DATASET EXTRACT:

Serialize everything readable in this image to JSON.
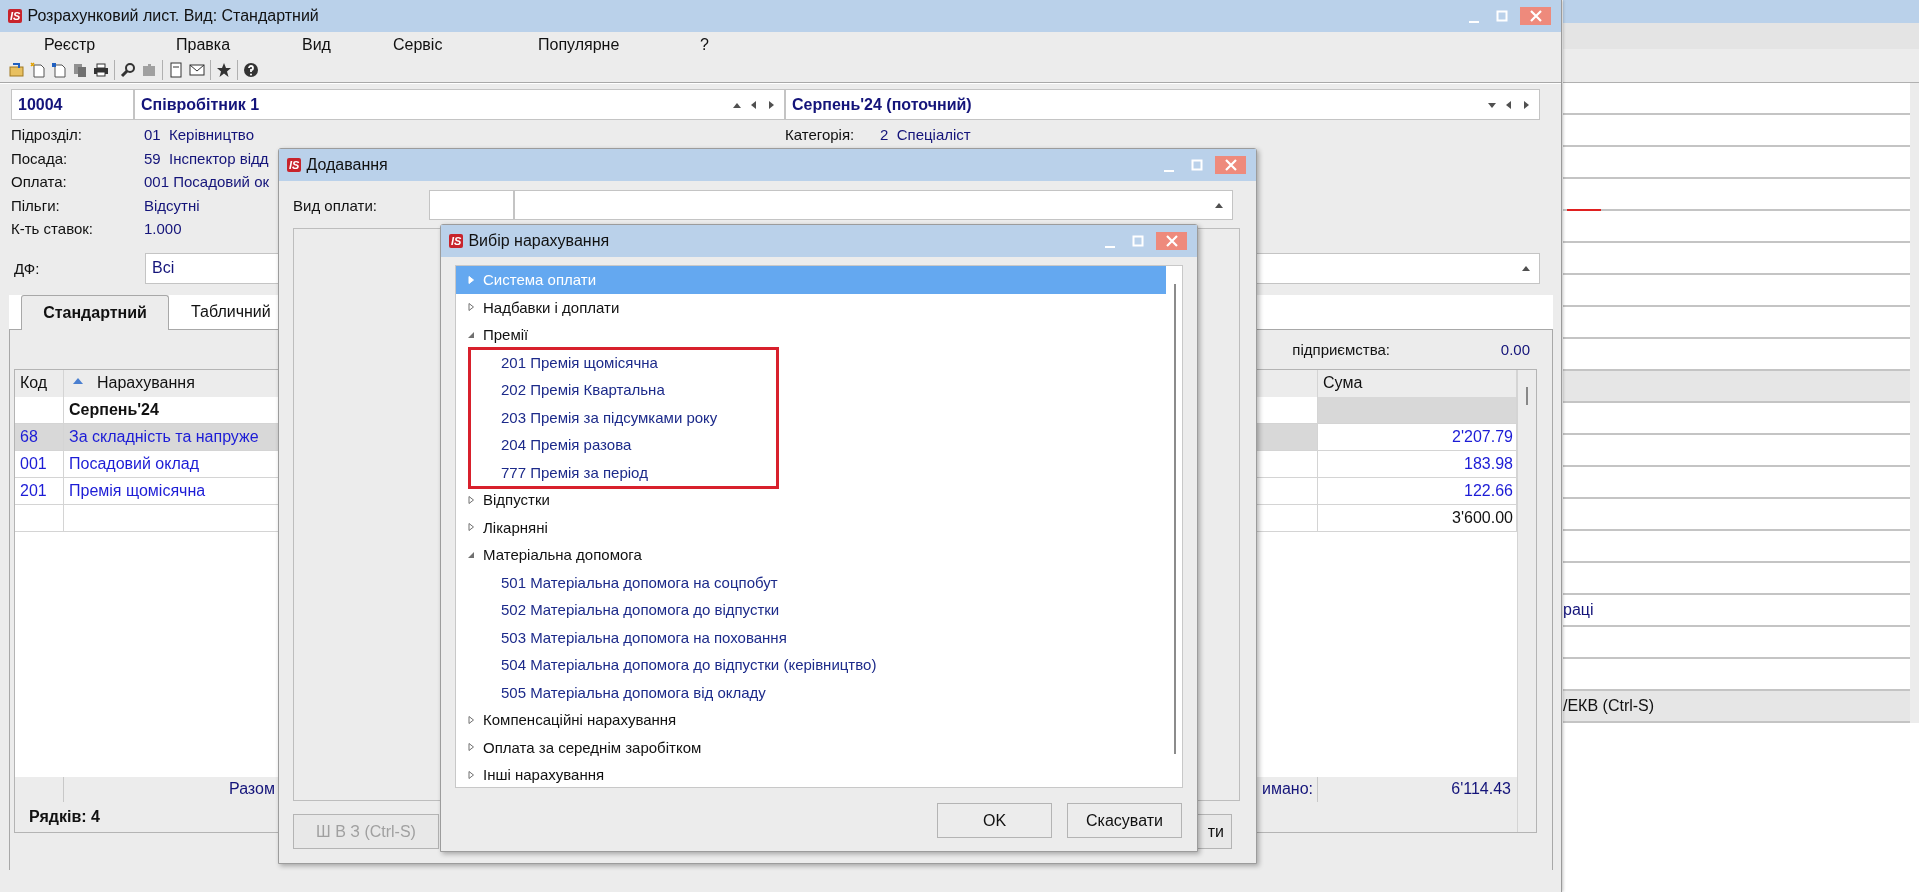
{
  "main_window": {
    "logo": "IS",
    "title": "Розрахунковий лист. Вид: Стандартний",
    "menu": [
      "Реєстр",
      "Правка",
      "Вид",
      "Сервіс",
      "Популярне",
      "?"
    ],
    "employee_code": "10004",
    "employee_name": "Співробітник 1",
    "period": "Серпень'24 (поточний)",
    "details": [
      {
        "label": "Підрозділ:",
        "value": "01  Керівництво"
      },
      {
        "label": "Посада:",
        "value": "59  Інспектор відд"
      },
      {
        "label": "Оплата:",
        "value": "001 Посадовий ок"
      },
      {
        "label": "Пільги:",
        "value": "Відсутні"
      },
      {
        "label": "К-ть ставок:",
        "value": "1.000"
      }
    ],
    "category": {
      "label": "Категорія:",
      "value": "2  Спеціаліст"
    },
    "df": {
      "label": "ДФ:",
      "value": "Всі"
    },
    "tabs": [
      {
        "label": "Стандартний",
        "selected": true
      },
      {
        "label": "Табличний",
        "selected": false
      }
    ],
    "enterprise": {
      "label": "підприємства:",
      "value": "0.00"
    },
    "table": {
      "columns": [
        "Код",
        "Нарахування",
        "Сума"
      ],
      "rows": [
        {
          "kind": "group",
          "title": "Серпень'24"
        },
        {
          "kind": "item",
          "code": "68",
          "name": "За складність та напруже",
          "sum": "2'207.79",
          "selected": true
        },
        {
          "kind": "item",
          "code": "001",
          "name": "Посадовий оклад",
          "sum": "183.98",
          "selected": false
        },
        {
          "kind": "item",
          "code": "201",
          "name": "Премія щомісячна",
          "sum": "122.66",
          "selected": false
        },
        {
          "kind": "total",
          "sum": "3'600.00"
        }
      ],
      "footer": {
        "left": "Разом",
        "right": "имано:",
        "sum": "6'114.43"
      }
    },
    "row_count": "Рядків: 4"
  },
  "add_dialog": {
    "logo": "IS",
    "title": "Додавання",
    "field_label": "Вид оплати:",
    "buttons": [
      {
        "label": "Ш В З (Ctrl-S)",
        "disabled": true
      },
      {
        "label": "ти",
        "disabled": false
      }
    ]
  },
  "choice_dialog": {
    "logo": "IS",
    "title": "Вибір нарахування",
    "tree": [
      {
        "label": "Система оплати",
        "expanded": false,
        "selected": true
      },
      {
        "label": "Надбавки і доплати",
        "expanded": false,
        "selected": false
      },
      {
        "label": "Премії",
        "expanded": true,
        "selected": false,
        "highlighted": true,
        "children": [
          {
            "label": "201 Премія щомісячна",
            "selected": false
          },
          {
            "label": "202 Премія Квартальна",
            "selected": false
          },
          {
            "label": "203 Премія за підсумками року",
            "selected": false
          },
          {
            "label": "204 Премія разова",
            "selected": false
          },
          {
            "label": "777 Премія за період",
            "selected": false
          }
        ]
      },
      {
        "label": "Відпустки",
        "expanded": false,
        "selected": false
      },
      {
        "label": "Лікарняні",
        "expanded": false,
        "selected": false
      },
      {
        "label": "Матеріальна допомога",
        "expanded": true,
        "selected": false,
        "children": [
          {
            "label": "501 Матеріальна допомога на соцпобут",
            "selected": false
          },
          {
            "label": "502 Матеріальна допомога до відпустки",
            "selected": false
          },
          {
            "label": "503 Матеріальна допомога на поховання",
            "selected": false
          },
          {
            "label": "504 Матеріальна допомога до відпустки (керівництво)",
            "selected": false
          },
          {
            "label": "505 Матеріальна допомога від окладу",
            "selected": false
          }
        ]
      },
      {
        "label": "Компенсаційні нарахування",
        "expanded": false,
        "selected": false
      },
      {
        "label": "Оплата за середнім заробітком",
        "expanded": false,
        "selected": false
      },
      {
        "label": "Інші нарахування",
        "expanded": false,
        "selected": false
      }
    ],
    "buttons": [
      "OK",
      "Скасувати"
    ]
  },
  "background_window": {
    "rows": [
      {
        "kind": "field"
      },
      {
        "kind": "field"
      },
      {
        "kind": "field"
      },
      {
        "kind": "marked"
      },
      {
        "kind": "field"
      },
      {
        "kind": "field"
      },
      {
        "kind": "field"
      },
      {
        "kind": "field"
      },
      {
        "kind": "field"
      },
      {
        "kind": "bar"
      },
      {
        "kind": "field"
      },
      {
        "kind": "field"
      },
      {
        "kind": "field"
      },
      {
        "kind": "field"
      },
      {
        "kind": "field"
      },
      {
        "kind": "field"
      },
      {
        "kind": "field",
        "text": "раці"
      },
      {
        "kind": "field"
      },
      {
        "kind": "field"
      },
      {
        "kind": "bar",
        "text": "/ЕКВ (Ctrl-S)"
      }
    ]
  }
}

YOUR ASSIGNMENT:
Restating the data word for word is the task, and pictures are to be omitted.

ANSWER SECTION:
Serialize everything readable in this image to JSON.
{
  "main_window": {
    "logo": "IS",
    "title": "Розрахунковий лист. Вид: Стандартний",
    "menu": [
      "Реєстр",
      "Правка",
      "Вид",
      "Сервіс",
      "Популярне",
      "?"
    ],
    "employee_code": "10004",
    "employee_name": "Співробітник 1",
    "period": "Серпень'24 (поточний)",
    "details": [
      {
        "label": "Підрозділ:",
        "value": "01  Керівництво"
      },
      {
        "label": "Посада:",
        "value": "59  Інспектор відд"
      },
      {
        "label": "Оплата:",
        "value": "001 Посадовий ок"
      },
      {
        "label": "Пільги:",
        "value": "Відсутні"
      },
      {
        "label": "К-ть ставок:",
        "value": "1.000"
      }
    ],
    "category": {
      "label": "Категорія:",
      "value": "2  Спеціаліст"
    },
    "df": {
      "label": "ДФ:",
      "value": "Всі"
    },
    "tabs": [
      {
        "label": "Стандартний",
        "selected": true
      },
      {
        "label": "Табличний",
        "selected": false
      }
    ],
    "enterprise": {
      "label": "підприємства:",
      "value": "0.00"
    },
    "table": {
      "columns": [
        "Код",
        "Нарахування",
        "Сума"
      ],
      "rows": [
        {
          "kind": "group",
          "title": "Серпень'24"
        },
        {
          "kind": "item",
          "code": "68",
          "name": "За складність та напруже",
          "sum": "2'207.79",
          "selected": true
        },
        {
          "kind": "item",
          "code": "001",
          "name": "Посадовий оклад",
          "sum": "183.98",
          "selected": false
        },
        {
          "kind": "item",
          "code": "201",
          "name": "Премія щомісячна",
          "sum": "122.66",
          "selected": false
        },
        {
          "kind": "total",
          "sum": "3'600.00"
        }
      ],
      "footer": {
        "left": "Разом",
        "right": "имано:",
        "sum": "6'114.43"
      }
    },
    "row_count": "Рядків: 4"
  },
  "add_dialog": {
    "logo": "IS",
    "title": "Додавання",
    "field_label": "Вид оплати:",
    "buttons": [
      {
        "label": "Ш В З (Ctrl-S)",
        "disabled": true
      },
      {
        "label": "ти",
        "disabled": false
      }
    ]
  },
  "choice_dialog": {
    "logo": "IS",
    "title": "Вибір нарахування",
    "tree": [
      {
        "label": "Система оплати",
        "expanded": false,
        "selected": true
      },
      {
        "label": "Надбавки і доплати",
        "expanded": false,
        "selected": false
      },
      {
        "label": "Премії",
        "expanded": true,
        "selected": false,
        "highlighted": true,
        "children": [
          {
            "label": "201 Премія щомісячна",
            "selected": false
          },
          {
            "label": "202 Премія Квартальна",
            "selected": false
          },
          {
            "label": "203 Премія за підсумками року",
            "selected": false
          },
          {
            "label": "204 Премія разова",
            "selected": false
          },
          {
            "label": "777 Премія за період",
            "selected": false
          }
        ]
      },
      {
        "label": "Відпустки",
        "expanded": false,
        "selected": false
      },
      {
        "label": "Лікарняні",
        "expanded": false,
        "selected": false
      },
      {
        "label": "Матеріальна допомога",
        "expanded": true,
        "selected": false,
        "children": [
          {
            "label": "501 Матеріальна допомога на соцпобут",
            "selected": false
          },
          {
            "label": "502 Матеріальна допомога до відпустки",
            "selected": false
          },
          {
            "label": "503 Матеріальна допомога на поховання",
            "selected": false
          },
          {
            "label": "504 Матеріальна допомога до відпустки (керівництво)",
            "selected": false
          },
          {
            "label": "505 Матеріальна допомога від окладу",
            "selected": false
          }
        ]
      },
      {
        "label": "Компенсаційні нарахування",
        "expanded": false,
        "selected": false
      },
      {
        "label": "Оплата за середнім заробітком",
        "expanded": false,
        "selected": false
      },
      {
        "label": "Інші нарахування",
        "expanded": false,
        "selected": false
      }
    ],
    "buttons": [
      "OK",
      "Скасувати"
    ]
  },
  "background_window": {
    "rows": [
      {
        "kind": "field"
      },
      {
        "kind": "field"
      },
      {
        "kind": "field"
      },
      {
        "kind": "marked"
      },
      {
        "kind": "field"
      },
      {
        "kind": "field"
      },
      {
        "kind": "field"
      },
      {
        "kind": "field"
      },
      {
        "kind": "field"
      },
      {
        "kind": "bar"
      },
      {
        "kind": "field"
      },
      {
        "kind": "field"
      },
      {
        "kind": "field"
      },
      {
        "kind": "field"
      },
      {
        "kind": "field"
      },
      {
        "kind": "field"
      },
      {
        "kind": "field",
        "text": "раці"
      },
      {
        "kind": "field"
      },
      {
        "kind": "field"
      },
      {
        "kind": "bar",
        "text": "/ЕКВ (Ctrl-S)"
      }
    ]
  }
}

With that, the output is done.